The Child Care and Early Learning Coalition welcomes your recognition of the importance of affordable, high-quality child care. Child care is critical to our nation’s children, women, and families, to the professionals who care for and teach our young children, and to our economic growth and prosperity. The Coalition urges your Administration to move forward with substantial investments in high-quality child care, which will help parents work, boost the well-being of children, and make our economy stronger.

The signatories below support strategies that give low- and middle-income families financial help in affording high-quality child care so parents can succeed at work; that reflect families’ preferences and needs for child care; that fund salaries needed to attract and retain well-qualified child care professionals; and that give children the early learning experiences they need to succeed in school and in life and to become productive members of the future workforce.

We hope to work with your Administration in its first 100 days to help hard-working families succeed through significant new investments in child care. We encourage you to make an initial investment in child care because it would shore up our nation’s infrastructure. Child care is a vital part of our national infrastructure that is central to working families, communities, and the current and future economic success of our country. When we invest in building the best roads and bridges, we need to make sure that the workers building those roads and bridges have the best child care for their children. Simply put, parents cannot work if they do not have child care. As you have noted, today’s workforce includes 73.5 million women, which represents 47 percent of the entire U.S. labor force. About 25.5 million of these women in the labor force have children under age 18, including over 10 million who have children under age six. These women need to work to help support their families, but the high cost of child care often makes this impossible.

The most effective, efficient way to invest in child care would be through a substantial increase in funding for the Child Care and Development Block Grant (CCDBG), our major federal child care program. The program, which provides vouchers directly to working families to help them afford the child care of their choice, is serving just one out of six children eligible for help, and the number of children receiving assistance has been steadily declining over the past several years due to insufficient federal funding. In 2014, Congress reauthorized the program—with broad bipartisan support—to protect the health and safety of children in child care and remove bureaucratic hurdles to families’ getting and keeping child care assistance. By investing in this program, you can immediately provide greater opportunity to more low- and middle-income parents and help them get to work building highways, bridges, airports, and other projects.

Increased funding should also be used to expand the supply of child care. Child care employs millions of individuals in small and large businesses. Infrastructure funds should be used to upgrade and expand existing child care centers, build new child care centers, and cover start-up costs for small family child care businesses. The funding should be used to improve the quality of child care jobs as well—these jobs currently pay, on average, less than $11 an hour. When child care professionals are well-paid and have good working conditions, child care is more likely to be high-quality and provide a safer and more enriching setting for children so they can thrive.

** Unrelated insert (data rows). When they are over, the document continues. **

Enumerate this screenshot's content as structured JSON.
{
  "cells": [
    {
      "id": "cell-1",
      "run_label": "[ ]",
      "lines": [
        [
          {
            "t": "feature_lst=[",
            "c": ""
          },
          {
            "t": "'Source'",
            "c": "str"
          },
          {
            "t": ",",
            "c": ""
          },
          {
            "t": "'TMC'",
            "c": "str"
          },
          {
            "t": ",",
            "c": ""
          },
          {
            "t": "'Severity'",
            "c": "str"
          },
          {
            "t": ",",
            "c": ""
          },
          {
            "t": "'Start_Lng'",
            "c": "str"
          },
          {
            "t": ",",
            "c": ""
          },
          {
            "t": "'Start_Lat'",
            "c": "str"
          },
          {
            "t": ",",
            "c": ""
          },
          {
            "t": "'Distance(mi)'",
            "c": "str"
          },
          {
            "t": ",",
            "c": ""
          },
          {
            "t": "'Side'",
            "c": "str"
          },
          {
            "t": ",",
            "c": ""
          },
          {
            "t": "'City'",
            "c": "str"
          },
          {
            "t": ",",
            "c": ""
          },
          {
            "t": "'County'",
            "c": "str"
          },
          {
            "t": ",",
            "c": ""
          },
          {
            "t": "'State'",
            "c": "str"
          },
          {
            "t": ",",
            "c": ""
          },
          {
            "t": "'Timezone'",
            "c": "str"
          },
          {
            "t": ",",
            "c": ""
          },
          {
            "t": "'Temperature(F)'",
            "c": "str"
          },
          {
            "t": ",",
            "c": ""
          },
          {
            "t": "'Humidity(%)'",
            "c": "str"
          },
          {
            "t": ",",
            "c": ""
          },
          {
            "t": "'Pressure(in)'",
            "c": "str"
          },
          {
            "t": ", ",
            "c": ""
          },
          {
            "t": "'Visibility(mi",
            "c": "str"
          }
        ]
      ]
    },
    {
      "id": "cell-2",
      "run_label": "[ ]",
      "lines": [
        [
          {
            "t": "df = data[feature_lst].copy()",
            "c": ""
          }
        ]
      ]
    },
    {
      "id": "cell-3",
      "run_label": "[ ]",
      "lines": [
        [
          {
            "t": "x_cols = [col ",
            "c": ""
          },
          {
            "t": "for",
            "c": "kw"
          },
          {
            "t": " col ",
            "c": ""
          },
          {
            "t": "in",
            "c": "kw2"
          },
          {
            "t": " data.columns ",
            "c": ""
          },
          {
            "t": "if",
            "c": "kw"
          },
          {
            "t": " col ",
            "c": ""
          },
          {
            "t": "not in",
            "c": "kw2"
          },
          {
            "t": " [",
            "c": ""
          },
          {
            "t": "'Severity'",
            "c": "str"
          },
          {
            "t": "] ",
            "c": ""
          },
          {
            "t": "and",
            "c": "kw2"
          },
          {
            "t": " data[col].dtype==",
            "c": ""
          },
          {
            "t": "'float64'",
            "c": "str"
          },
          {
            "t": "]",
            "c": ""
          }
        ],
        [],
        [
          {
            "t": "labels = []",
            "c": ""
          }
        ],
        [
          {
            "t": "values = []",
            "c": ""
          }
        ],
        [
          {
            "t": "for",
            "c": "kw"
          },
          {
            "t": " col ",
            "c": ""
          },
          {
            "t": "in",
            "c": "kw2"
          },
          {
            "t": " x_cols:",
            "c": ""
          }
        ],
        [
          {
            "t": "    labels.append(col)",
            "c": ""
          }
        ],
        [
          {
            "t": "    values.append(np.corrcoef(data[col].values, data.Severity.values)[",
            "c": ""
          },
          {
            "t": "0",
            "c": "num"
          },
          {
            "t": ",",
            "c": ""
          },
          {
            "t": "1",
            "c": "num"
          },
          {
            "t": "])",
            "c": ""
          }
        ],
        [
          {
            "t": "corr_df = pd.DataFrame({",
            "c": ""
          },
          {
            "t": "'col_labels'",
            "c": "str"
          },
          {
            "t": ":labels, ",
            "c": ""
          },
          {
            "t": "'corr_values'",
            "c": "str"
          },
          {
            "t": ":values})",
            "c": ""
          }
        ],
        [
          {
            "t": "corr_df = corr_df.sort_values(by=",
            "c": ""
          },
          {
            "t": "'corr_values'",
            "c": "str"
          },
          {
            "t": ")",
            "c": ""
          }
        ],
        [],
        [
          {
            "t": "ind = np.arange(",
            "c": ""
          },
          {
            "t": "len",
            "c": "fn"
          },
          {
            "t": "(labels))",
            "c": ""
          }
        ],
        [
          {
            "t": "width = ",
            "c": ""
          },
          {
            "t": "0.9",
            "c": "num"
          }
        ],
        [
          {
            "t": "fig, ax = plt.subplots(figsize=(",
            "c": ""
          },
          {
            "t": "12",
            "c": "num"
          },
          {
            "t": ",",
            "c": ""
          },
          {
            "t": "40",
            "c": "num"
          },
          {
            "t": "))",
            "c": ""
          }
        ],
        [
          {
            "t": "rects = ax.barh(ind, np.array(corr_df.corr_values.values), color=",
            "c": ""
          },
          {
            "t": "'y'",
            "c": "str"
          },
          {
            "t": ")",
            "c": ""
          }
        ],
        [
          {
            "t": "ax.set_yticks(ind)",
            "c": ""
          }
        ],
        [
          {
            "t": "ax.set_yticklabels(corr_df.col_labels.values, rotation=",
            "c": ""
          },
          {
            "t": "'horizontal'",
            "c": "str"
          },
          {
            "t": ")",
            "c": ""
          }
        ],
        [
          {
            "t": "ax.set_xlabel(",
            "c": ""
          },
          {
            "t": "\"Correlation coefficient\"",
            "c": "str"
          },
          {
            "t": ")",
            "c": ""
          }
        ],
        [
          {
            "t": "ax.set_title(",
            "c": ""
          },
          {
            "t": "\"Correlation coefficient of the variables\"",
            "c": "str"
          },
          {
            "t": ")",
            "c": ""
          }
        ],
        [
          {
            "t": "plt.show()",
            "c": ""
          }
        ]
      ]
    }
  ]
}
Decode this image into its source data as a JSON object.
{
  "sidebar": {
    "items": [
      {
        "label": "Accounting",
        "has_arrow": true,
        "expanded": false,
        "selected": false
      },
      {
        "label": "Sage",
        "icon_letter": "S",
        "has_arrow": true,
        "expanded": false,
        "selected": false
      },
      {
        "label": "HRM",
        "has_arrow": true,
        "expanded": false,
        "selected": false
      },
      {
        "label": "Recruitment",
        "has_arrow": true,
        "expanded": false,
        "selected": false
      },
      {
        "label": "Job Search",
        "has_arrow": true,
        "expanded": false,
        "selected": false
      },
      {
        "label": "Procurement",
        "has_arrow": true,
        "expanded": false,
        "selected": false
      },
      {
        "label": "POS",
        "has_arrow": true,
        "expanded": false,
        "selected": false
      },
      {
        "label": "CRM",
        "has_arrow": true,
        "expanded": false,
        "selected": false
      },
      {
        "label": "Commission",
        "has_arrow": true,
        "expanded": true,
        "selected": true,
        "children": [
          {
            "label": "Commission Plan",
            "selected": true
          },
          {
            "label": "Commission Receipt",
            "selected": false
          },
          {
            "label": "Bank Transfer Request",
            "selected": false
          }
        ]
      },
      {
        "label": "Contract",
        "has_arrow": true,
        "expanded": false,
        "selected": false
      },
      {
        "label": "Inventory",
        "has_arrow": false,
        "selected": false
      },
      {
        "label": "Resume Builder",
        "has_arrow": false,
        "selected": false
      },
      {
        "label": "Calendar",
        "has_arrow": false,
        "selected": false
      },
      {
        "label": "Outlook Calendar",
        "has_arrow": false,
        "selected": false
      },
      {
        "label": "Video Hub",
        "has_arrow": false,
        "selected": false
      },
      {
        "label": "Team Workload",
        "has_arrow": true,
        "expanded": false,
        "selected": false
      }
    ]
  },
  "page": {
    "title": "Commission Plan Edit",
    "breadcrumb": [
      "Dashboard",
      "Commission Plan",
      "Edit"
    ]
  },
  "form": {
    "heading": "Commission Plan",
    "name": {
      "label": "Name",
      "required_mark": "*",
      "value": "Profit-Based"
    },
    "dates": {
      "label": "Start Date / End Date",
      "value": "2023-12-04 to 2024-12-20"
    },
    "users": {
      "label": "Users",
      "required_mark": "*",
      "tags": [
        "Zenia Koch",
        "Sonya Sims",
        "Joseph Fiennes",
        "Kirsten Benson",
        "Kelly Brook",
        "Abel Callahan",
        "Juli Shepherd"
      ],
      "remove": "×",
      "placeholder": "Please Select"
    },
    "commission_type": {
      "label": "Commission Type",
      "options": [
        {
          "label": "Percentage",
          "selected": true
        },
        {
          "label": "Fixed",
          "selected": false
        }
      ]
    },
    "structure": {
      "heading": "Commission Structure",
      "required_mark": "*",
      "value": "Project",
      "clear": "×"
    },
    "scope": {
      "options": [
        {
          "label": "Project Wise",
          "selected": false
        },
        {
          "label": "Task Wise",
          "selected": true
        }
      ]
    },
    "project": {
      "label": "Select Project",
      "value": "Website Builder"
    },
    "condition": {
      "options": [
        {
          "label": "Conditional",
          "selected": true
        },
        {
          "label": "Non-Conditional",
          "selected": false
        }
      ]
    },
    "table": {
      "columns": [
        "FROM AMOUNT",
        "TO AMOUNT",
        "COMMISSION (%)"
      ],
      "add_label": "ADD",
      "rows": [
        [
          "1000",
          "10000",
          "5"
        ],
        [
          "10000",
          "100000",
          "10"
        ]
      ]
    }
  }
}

Investments in child care should be targeted at those families who have been struggling the most in this economy. We need to make sure that these families are no longer overlooked and that they get the affordable, stable, high-quality child care they need to get and keep a job and their children need to encourage their learning and growth.

We look forward to working with you and with Congress to make these investments, that would benefit our children, our families, and our country.



Advocates for Children and Youth

Anne Arundel County Family Child Association

Baltimore County Family Child Care Association

Charles County Family Day Care Association

Family Child Care Association of Montgomery County, Inc.

Family Day Care Association of Harford County

Howard County Family Child Care Association

Maryland Association for the Education of Young Children

Maryland Family Network

Maryland State Family Child Care Association, Inc.

Prince George’s Child Resource Center, Inc.

Queen Anne’s County Child Care Association